Emergency dispatchers are trained on how to handle the worst of situations.

“Some of the things that we’ve actually done through our training is taking care of the caller,” Adam Holloway, a Michigan State Police emergency dispatcher, said. “We know they are going through the absolute worst day of their life when they’re on the phone with us and we want to be the voice on the other line that helps them get through that day because we know after that day their lives have changed forever.”

When your day job involves taking calls about car accidents, shootings and other tragedies, it can have a serious toll on your mental health.

“We feel completely helpless because we don’t know what’s going on and unfortunately a lot of the time we don’t know the end result. We don’t know if we got help there in time, how bad is it? We helped them with CPR in progress, did we help them save their 9-month-old child? And that’s some of the things we have to live with and we do what we can to find out what we can with that,” Holloway said. “On the flip side of that is one of the benefits is when you do help that 9-month-old child and you hear that child crying in the background and you know they’re breathing and you know that child is going to be OK, it’s the greatest feeling in the world.”

Holloway, like many other dispatchers, has ways to cope with the stress of the job.

“Just talking about it. That’s the first step with anything like that, is that you don’t want any of that stuff bottle up and take it with you when you’re out of here. A lot of us have come up with different ways of coping, dealing, decompressing. Me, personally, I do a lot of biking, and then in the wintertime, I officiate junior hockey and just different things like that to help get your mind off of what happened with the call,” Holloway said.

Kristie Buruse has been a dispatcher for over 30 years and is set to retire later this year.

“There are not a lot of people that retire from dispatch due to the stress of the job and due to the fact that there’s not a lot of acknowledgment and you know that’s sad but it’s getting better,” she said.

One way it’s getting better is through Critical Incident Stress Management, also known as CISM. Buruse is co-coordinator of the Central UP CISM Team.

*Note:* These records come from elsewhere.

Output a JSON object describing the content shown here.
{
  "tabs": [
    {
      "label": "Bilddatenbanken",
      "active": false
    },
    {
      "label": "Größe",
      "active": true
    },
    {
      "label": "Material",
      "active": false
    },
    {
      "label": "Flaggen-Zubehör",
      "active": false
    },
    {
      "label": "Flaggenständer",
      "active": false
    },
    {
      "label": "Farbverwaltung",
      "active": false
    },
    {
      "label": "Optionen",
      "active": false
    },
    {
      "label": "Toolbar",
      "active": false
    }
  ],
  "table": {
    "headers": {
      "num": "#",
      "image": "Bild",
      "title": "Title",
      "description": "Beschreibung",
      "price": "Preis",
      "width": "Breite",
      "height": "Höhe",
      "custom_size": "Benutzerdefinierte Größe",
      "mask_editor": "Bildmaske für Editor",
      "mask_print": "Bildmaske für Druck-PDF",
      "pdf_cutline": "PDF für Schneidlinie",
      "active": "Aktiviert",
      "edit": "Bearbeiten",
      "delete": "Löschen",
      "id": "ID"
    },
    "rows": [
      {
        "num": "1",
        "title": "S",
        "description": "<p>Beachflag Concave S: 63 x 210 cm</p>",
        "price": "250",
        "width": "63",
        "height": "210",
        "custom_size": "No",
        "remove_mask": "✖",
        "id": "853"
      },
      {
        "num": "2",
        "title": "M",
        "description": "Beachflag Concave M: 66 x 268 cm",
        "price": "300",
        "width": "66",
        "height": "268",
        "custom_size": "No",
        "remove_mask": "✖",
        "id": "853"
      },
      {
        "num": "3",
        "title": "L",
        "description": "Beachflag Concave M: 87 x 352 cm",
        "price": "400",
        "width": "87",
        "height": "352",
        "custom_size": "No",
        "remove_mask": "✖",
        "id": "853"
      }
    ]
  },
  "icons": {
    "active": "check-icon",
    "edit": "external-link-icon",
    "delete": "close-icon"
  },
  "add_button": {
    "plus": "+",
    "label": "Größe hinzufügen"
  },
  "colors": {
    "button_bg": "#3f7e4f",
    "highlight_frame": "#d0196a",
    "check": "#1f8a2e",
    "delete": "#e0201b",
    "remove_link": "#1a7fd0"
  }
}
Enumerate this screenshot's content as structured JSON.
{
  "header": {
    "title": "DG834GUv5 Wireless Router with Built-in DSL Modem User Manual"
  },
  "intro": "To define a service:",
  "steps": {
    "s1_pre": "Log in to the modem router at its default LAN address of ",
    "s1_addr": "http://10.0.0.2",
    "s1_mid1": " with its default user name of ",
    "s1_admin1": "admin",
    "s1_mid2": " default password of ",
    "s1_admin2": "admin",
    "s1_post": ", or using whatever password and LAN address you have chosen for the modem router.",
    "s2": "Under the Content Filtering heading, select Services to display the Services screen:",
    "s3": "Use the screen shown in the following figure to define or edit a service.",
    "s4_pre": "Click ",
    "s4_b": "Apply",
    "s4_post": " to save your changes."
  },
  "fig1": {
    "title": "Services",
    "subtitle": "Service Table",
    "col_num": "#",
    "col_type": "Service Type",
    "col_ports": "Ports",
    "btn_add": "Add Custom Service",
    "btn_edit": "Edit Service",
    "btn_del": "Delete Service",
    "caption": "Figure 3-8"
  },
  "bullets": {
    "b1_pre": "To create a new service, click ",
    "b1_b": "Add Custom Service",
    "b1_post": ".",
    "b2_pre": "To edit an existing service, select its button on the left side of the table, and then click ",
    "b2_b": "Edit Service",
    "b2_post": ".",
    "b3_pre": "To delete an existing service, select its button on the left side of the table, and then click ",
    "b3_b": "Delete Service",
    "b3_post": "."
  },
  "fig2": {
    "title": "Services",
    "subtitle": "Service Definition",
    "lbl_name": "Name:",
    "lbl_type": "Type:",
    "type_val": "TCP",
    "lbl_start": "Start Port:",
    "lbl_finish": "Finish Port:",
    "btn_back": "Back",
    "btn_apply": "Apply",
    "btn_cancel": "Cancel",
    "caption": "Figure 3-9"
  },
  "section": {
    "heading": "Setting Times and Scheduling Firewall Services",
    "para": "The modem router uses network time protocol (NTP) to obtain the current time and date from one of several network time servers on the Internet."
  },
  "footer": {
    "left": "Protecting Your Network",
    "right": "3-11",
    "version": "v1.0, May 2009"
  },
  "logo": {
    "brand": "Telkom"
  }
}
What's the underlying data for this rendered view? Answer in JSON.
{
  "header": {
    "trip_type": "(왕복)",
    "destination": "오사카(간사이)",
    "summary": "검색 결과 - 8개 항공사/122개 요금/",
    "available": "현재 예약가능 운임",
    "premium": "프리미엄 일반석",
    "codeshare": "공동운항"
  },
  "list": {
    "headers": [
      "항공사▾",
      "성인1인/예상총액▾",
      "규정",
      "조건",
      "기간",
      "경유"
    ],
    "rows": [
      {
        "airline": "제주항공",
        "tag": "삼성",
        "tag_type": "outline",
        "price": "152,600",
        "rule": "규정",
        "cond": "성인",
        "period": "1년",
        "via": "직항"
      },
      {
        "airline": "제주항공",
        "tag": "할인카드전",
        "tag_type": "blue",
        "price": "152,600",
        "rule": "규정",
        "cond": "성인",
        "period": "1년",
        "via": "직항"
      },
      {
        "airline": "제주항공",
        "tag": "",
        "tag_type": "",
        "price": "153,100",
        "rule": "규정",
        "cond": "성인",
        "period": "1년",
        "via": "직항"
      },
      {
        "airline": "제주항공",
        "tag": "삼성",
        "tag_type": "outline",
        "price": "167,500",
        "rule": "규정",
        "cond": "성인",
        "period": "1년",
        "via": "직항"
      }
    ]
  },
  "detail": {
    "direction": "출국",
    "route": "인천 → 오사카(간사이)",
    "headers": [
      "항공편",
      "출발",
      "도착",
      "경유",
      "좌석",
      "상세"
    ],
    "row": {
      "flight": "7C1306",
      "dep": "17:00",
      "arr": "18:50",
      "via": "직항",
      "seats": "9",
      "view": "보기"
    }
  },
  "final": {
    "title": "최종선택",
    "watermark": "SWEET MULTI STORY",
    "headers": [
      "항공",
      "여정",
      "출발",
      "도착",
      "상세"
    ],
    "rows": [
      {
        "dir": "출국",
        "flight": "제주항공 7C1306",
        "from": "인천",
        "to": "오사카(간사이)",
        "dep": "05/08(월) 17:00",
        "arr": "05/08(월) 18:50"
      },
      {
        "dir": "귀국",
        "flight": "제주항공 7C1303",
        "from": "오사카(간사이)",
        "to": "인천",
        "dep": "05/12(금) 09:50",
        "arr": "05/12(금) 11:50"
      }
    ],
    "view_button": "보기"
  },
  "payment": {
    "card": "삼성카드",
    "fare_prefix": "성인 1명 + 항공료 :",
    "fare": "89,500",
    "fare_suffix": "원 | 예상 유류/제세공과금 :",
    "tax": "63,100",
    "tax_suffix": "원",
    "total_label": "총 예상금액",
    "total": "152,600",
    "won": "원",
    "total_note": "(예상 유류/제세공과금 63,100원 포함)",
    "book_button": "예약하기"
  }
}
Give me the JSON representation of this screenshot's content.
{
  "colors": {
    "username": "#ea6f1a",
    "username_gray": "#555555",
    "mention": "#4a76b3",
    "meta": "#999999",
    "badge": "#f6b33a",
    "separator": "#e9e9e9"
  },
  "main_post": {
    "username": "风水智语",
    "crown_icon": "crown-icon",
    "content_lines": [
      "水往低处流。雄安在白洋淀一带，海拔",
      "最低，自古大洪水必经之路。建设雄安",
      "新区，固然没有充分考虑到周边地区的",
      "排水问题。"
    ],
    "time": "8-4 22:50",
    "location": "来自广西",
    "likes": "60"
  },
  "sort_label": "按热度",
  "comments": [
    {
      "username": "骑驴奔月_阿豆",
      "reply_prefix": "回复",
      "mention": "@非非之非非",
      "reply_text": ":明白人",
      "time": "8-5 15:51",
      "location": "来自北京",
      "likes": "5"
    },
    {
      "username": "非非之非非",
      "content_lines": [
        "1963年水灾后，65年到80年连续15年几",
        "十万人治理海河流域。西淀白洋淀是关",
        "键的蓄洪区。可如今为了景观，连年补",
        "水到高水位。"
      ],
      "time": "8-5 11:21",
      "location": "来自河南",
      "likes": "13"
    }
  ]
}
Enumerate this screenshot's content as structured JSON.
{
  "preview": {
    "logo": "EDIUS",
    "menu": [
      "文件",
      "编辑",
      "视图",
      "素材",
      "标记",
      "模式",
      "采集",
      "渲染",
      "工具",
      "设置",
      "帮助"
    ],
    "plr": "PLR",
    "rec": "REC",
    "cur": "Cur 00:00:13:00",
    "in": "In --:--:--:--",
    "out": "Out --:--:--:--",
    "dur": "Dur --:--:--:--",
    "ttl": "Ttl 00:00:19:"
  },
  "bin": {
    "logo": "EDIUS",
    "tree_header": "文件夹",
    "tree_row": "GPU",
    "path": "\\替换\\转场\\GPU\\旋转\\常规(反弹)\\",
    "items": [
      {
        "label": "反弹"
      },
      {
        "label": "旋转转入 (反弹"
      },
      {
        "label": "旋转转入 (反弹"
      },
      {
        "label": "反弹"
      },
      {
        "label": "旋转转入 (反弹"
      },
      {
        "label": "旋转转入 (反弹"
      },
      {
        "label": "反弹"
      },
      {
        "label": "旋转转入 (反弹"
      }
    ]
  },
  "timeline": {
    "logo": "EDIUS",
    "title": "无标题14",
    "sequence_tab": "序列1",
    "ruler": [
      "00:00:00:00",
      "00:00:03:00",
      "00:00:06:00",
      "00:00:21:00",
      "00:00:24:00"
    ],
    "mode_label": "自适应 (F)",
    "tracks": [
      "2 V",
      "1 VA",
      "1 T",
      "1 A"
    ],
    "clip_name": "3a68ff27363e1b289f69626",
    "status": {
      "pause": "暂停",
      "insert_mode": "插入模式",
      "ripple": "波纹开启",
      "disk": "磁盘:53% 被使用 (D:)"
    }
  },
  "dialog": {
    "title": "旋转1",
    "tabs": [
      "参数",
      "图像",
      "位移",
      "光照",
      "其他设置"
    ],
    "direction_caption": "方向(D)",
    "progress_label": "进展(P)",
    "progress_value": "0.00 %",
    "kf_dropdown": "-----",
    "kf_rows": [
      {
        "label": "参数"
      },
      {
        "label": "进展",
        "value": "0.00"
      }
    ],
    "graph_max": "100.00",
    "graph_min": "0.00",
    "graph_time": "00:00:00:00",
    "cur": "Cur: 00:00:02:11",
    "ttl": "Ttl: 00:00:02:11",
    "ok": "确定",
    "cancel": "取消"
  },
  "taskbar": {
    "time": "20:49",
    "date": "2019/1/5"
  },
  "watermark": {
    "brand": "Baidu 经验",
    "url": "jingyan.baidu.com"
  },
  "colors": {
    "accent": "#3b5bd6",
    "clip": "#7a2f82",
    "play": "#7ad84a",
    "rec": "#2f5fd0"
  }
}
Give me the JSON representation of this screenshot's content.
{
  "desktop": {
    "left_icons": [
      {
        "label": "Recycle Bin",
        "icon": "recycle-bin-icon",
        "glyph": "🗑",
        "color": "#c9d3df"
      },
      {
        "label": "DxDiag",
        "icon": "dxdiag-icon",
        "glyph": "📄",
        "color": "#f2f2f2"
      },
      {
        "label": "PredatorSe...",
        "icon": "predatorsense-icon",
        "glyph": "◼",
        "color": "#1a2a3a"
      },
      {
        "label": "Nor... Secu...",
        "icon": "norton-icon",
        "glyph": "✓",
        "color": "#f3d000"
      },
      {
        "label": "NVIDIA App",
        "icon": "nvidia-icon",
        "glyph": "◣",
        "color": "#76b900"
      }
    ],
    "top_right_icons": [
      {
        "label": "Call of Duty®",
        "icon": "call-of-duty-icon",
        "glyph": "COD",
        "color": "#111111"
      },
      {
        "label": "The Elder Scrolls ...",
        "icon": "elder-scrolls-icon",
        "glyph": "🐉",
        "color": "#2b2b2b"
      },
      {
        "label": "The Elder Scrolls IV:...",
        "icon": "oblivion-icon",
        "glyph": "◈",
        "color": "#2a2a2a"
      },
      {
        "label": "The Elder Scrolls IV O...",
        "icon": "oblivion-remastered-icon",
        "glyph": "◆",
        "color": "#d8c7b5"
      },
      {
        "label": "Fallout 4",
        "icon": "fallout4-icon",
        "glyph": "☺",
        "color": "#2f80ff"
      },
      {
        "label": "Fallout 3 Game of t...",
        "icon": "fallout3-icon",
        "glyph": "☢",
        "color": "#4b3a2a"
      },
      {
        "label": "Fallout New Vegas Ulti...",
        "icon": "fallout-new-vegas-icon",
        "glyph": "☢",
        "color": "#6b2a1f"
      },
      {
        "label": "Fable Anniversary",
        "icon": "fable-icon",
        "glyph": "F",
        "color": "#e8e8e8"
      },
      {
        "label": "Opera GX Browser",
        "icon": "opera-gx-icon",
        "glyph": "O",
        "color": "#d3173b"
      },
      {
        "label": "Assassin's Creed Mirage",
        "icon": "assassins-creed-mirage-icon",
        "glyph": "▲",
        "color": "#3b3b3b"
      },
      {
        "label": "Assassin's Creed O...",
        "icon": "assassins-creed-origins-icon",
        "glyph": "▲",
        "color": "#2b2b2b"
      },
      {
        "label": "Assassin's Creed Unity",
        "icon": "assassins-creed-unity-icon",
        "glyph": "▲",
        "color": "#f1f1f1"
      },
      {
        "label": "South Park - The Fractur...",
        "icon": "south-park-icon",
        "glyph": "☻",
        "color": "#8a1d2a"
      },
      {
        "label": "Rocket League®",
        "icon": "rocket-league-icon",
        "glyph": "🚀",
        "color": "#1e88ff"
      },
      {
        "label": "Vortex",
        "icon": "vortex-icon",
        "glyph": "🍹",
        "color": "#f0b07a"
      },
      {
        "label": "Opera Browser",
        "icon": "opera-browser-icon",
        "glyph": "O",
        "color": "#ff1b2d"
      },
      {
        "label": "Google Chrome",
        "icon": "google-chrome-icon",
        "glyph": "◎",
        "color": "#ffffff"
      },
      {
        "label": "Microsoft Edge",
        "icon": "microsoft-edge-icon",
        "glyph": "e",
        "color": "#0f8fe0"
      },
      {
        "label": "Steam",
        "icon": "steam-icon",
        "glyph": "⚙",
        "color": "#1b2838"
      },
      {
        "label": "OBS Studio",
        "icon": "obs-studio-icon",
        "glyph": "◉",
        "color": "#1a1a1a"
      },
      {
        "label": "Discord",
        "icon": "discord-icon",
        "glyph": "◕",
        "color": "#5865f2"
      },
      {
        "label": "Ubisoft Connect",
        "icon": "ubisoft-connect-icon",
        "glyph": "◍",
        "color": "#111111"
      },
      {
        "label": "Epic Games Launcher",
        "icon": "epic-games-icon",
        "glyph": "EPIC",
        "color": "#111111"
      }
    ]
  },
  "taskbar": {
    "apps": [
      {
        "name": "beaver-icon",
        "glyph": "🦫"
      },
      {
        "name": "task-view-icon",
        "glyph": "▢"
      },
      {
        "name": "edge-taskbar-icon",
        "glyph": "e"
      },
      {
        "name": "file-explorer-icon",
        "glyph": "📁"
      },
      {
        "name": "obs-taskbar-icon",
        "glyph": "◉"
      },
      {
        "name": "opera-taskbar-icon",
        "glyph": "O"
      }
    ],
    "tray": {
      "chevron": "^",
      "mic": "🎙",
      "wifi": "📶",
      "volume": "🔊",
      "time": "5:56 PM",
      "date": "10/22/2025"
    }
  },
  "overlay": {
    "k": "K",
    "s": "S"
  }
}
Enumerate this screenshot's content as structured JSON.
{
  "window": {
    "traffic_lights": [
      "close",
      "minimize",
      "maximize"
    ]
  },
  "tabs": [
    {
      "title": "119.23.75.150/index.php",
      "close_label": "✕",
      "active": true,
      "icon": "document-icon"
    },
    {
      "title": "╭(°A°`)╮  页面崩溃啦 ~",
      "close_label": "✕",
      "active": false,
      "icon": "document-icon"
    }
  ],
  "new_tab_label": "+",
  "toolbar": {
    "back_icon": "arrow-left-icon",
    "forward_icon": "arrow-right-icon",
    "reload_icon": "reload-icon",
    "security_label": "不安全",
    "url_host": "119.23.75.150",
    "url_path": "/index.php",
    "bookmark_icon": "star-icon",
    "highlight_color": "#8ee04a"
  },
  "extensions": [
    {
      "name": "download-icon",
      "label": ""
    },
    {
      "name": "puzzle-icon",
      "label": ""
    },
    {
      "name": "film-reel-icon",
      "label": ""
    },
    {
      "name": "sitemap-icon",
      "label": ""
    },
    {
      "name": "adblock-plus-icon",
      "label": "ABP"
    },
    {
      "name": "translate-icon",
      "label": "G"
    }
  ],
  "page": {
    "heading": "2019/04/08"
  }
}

“CISM started in the late ’60s, early ’70s out in the East Coast. What it became of was first responders did not have anything. When we had a bad call, there was nothing there to help them through. We were just told — and you’ve heard it — ‘Man up,’ ‘stay strong,’ ‘you’re fine.’ That wasn’t working. The suicide rates were skyrocketing and even now they’re still high, because of CISM, a lot of agencies aren’t using it. It’s starting to get a lot better,” Buruse said.

“Our CISM team, the Central UP CISM team, was started I believe in the early ’90s,” she continued. “Myself and Susan Andary just took over as co-coordinators and we are doing more training, we’re getting more members and we’re just carrying on that legacy that our founders started.”

The team focuses on job retention and stress management for dispatchers, law enforcement, EMS, and other first responders in Marquette and Alger counties.

“When we had a bad incident like we did, what we’ll sometimes is immediately before anyone goes off shift, we’ll go talk to the people who were actually involved, make sure they’re OK, give them a few pointers and tips that can help them get through the next couple of days. Then within three, four days we’ll have a debriefing,” Buruse explained. “Anybody who was there will hopefully join in that debriefing and we’ll talk about what happened. It’s not about what went wrong, it’s not about what went right, it’s about what’s going on in your mind — letting people know what they’re experiencing pretty much no matter what it is normal and that they need to have self-care.”

Michigan State Police Trooper Thomas Kinnunen has seen the benefits of CISM after an emergency situation.

“There is a toll that first responders take of responding to these types of incidents or situations and it’s normal,” he said. “CISM is here to help process and gives us tools to get back on track and go forward. It’s not an easy overnight kind of thing. It’s a process.”

While their jobs aren’t easy, first responders want the public to know that they want you to make that call if you are struggling and will try their best to get the help you need.

“Mental health is very important. We gotta take care of ourselves and respect our limits and know our limits,” Kinnunen said.

If you are struggling with mental health and need help, you can call the federal Substance Abuse and Mental Health Services Administration hotline anytime at 1.800.662.4357 to find resources.